One of the most exciting ideas put forth at this year’s devcon was a concept called the XBMC Mesh. It was a natural extension of Alcoheca’s GSoC project and is slated as a potential feature for the version of XBMC that comes after Frodo.*

*Somebody seriously needs to come up with a good ‘G’ name.

Today, we have software that works like XBMC, where there’s a database and a player all built together in one piece of software. We also have software like Plex, where the database has been pulled out and acts as a central server, and each instance of player software acts as a mindless drone being controlled by the all powerful server.

But what if there was a third way? What if a system were developed where each software instance was intelligent and could communicate with other software instances? For example, you set up XBMC for the first time on your tablet, then when you are done, you receive an Android set-top box in the mail with XBMC pre-installed; you plug that box in, and it announces itself on the network.

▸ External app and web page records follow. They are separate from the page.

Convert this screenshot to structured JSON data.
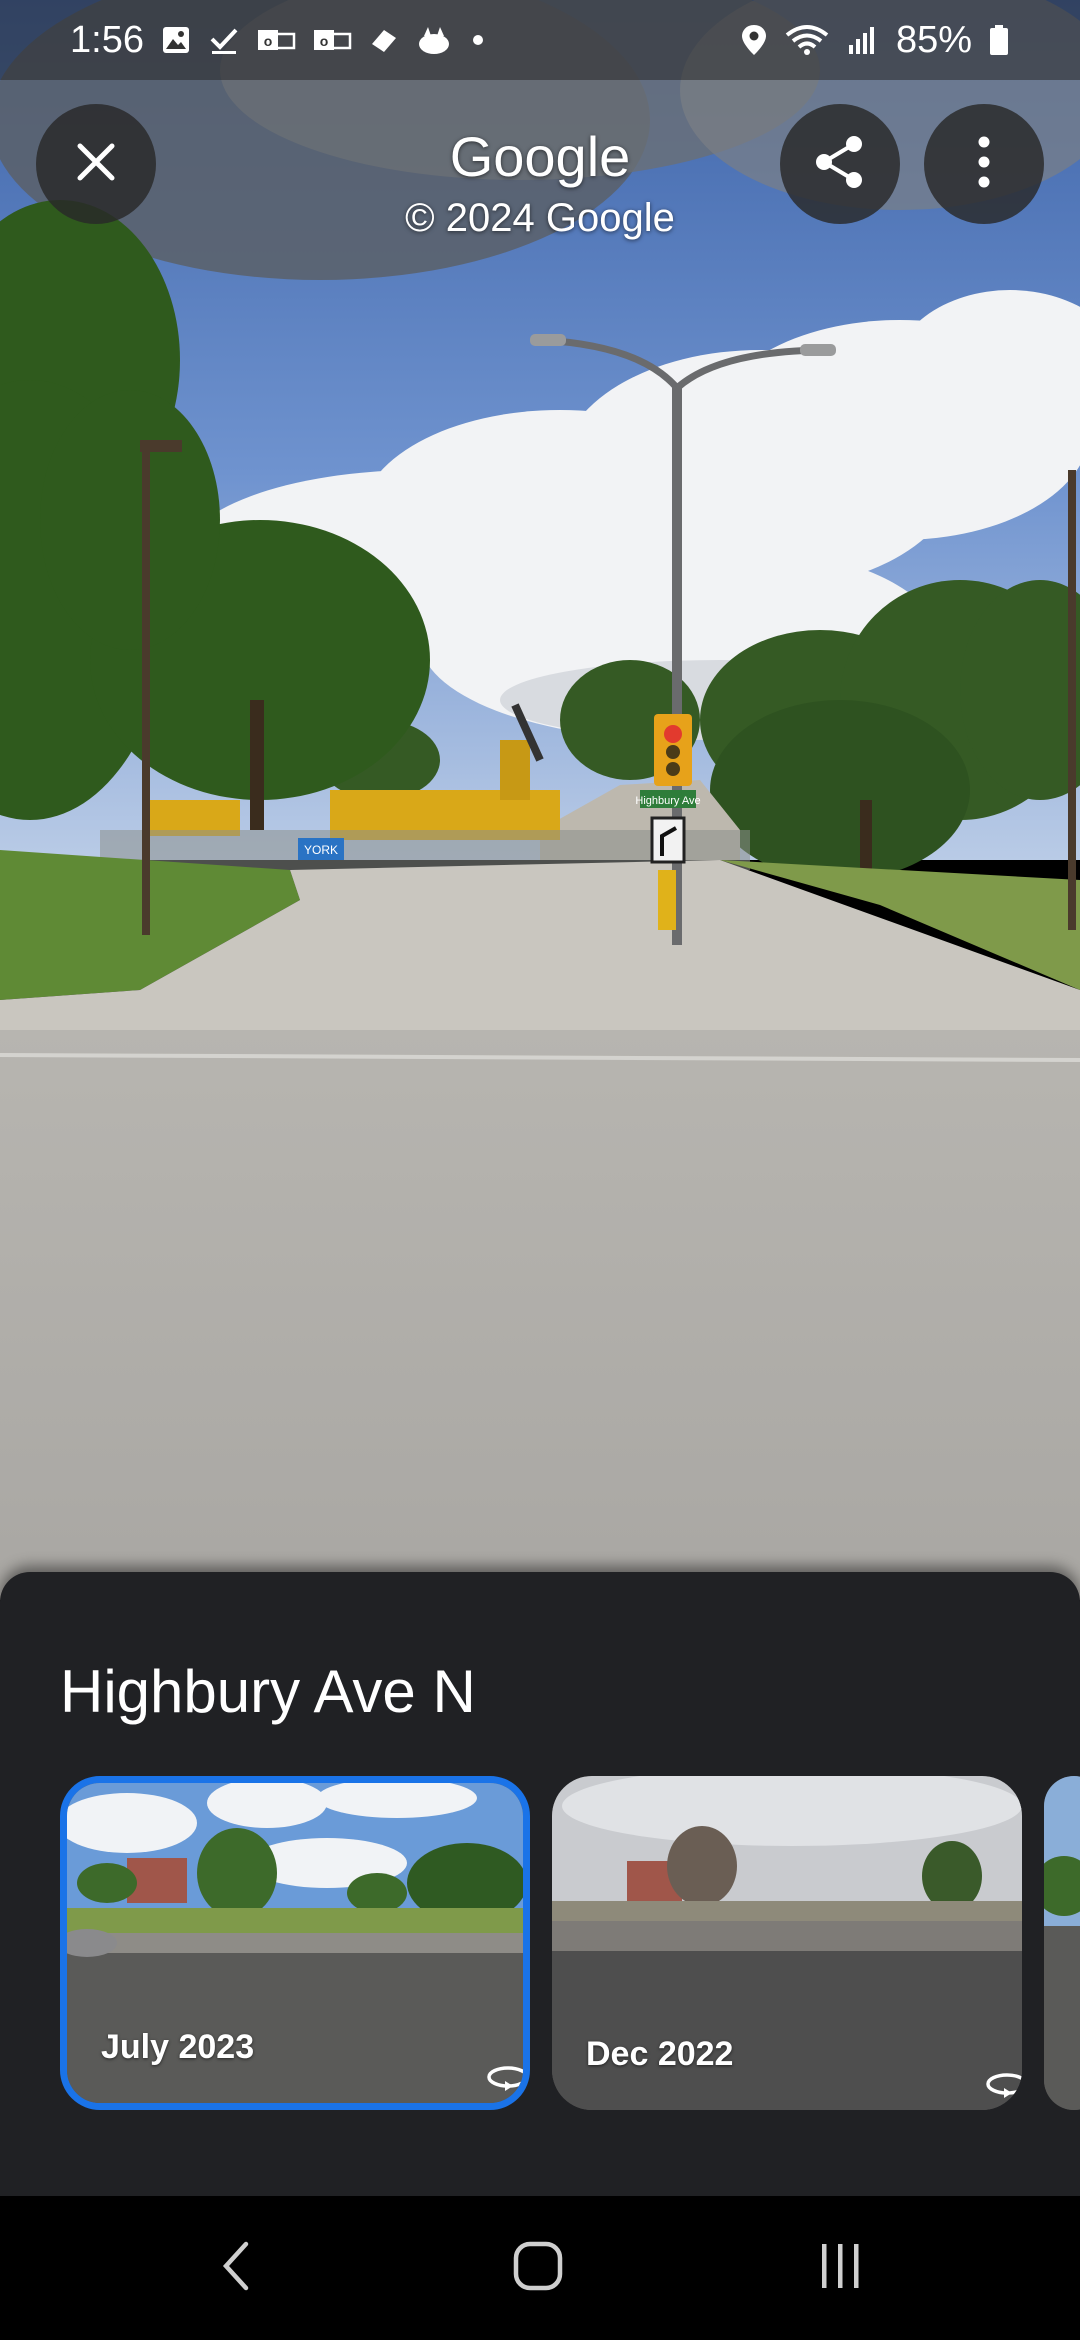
{
  "status_bar": {
    "time": "1:56",
    "battery": "85%",
    "left_icons": [
      "gallery-icon",
      "check-icon",
      "outlook-icon",
      "outlook-icon",
      "eraser-icon",
      "cat-icon",
      "dot-icon"
    ],
    "right_icons": [
      "location-icon",
      "wifi-icon",
      "signal-icon",
      "battery-icon"
    ]
  },
  "header": {
    "title": "Google",
    "copyright": "© 2024 Google",
    "buttons": [
      "close-icon",
      "share-icon",
      "more-vert-icon"
    ]
  },
  "photo": {
    "street_sign": "Highbury Ave",
    "fence_banner": "YORK"
  },
  "sheet": {
    "place_name": "Highbury Ave N",
    "timeline": [
      {
        "label": "July 2023",
        "selected": true,
        "icon": "360-rotate-icon"
      },
      {
        "label": "Dec 2022",
        "selected": false,
        "icon": "360-rotate-icon"
      }
    ]
  },
  "nav_bar": [
    "back-icon",
    "home-icon",
    "recent-apps-icon"
  ],
  "colors": {
    "accent": "#1a73e8",
    "sheet_bg": "#202124",
    "overlay_btn": "#282828"
  }
}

Mesh systems are pretty awesome.

Your XBMC tablet sees there is a new instance of XBMC on the network and asks you, “Would you like to add the set-top box to the mesh?” When you say yes, your XBMC tablet tells your XBMC set-top box where all of your shows/movies/pictures/music are and what addons you have installed. Rather than relying upon the tablet or other server for this information, the XBMC set-top learns where everything is located itself, so that it can always find it if the tablet has been turned off or taken out of the house.

Now, because these devices can intelligently communicate with one another, every single one of them can act as a remote control for one or all of the others. Your tablet can watch a show or tell your set-top to watch a show (along with play, pause, fast forward, record, etc.). You could theoretically start a whole-home audio session. You could, naturally, start watching a show in the living room, continue the show on your tablet in the bathroom, and finish the show in your bedroom.

And the crazy thing about this network is that it would be incredibly easy to set up. You tell one device where your content is, and all the rest of the devices know. You turn on your set-top for the first time, it sees the network, and it asks if you want to join. Heck, each device could even be smart enough* that if you, for example, took your tablet to your sister’s house, it could ask if you’d like to switch networks and keep a memory of multiple meshes.

*Eventually, of course, it would become so intelligent that it would decide to destroy all humans. Hopefully that won’t happen until we finally find out who the mother is on How I Met Your Mother.

An important aspect of this mesh system would be in playing nice with devices that exist outside the mesh. For example, the set-top box would likely need to interact with IR remotes and communicate with the CEC of your TV/receiver. Naturally, each device (particularly, each non-mobile device) would need to act as a uPnP server (given that most of the communication would be done via JSON and extended uPnP in the mesh in the first, this should be quite natural) for legacy devices that can only act as DLNA/uPnP clients. Given the cost-effectiveness of ARM hardware and (thanks to Sigma Designs) now MIPS hardware, it would arguably even be possible to set up an inexpensive router with headless XBMC software that not only acted as a mesh base, but also behaved like a simple router for the home network.

Of course, there are some challenges that would need to be ironed out with this idea. Would you still have to share your local content over something like SMB, or would you install XBMC on your local content server(s) and make it(them) act as uPnP servers for the mesh? Would it be better for there to be a shared database that each software instance latched onto while it was in the network, or would it be better for each instance to write to its own database? Or could you do both, so that the library immediately appears on your device via the shared database, but a redundant local database is written in the background while your CPU is idle or you are watching a movie or something? How would you deal with new binary addons like PVR backend addons that are entirely separate programs?  Would each device have to install the binary addon to be able to make use of it, or could you stream from the XBMC instance that has the PVR addon installed and simply communicate with that server via JSON? In fact, would it be possible to abstract out nearly everything to do with XBMC and connect it all together into this mesh, so that, in addition to the normal library, addon settings and other personalized aspects could be shared along the mesh.

Needless to say, something as massive as this idea isn’t going to happen over night. It might not happen at all. To put an idea as huge as this together would take a lot of smart people and a lot of man-hours. But my God, would it be awesome.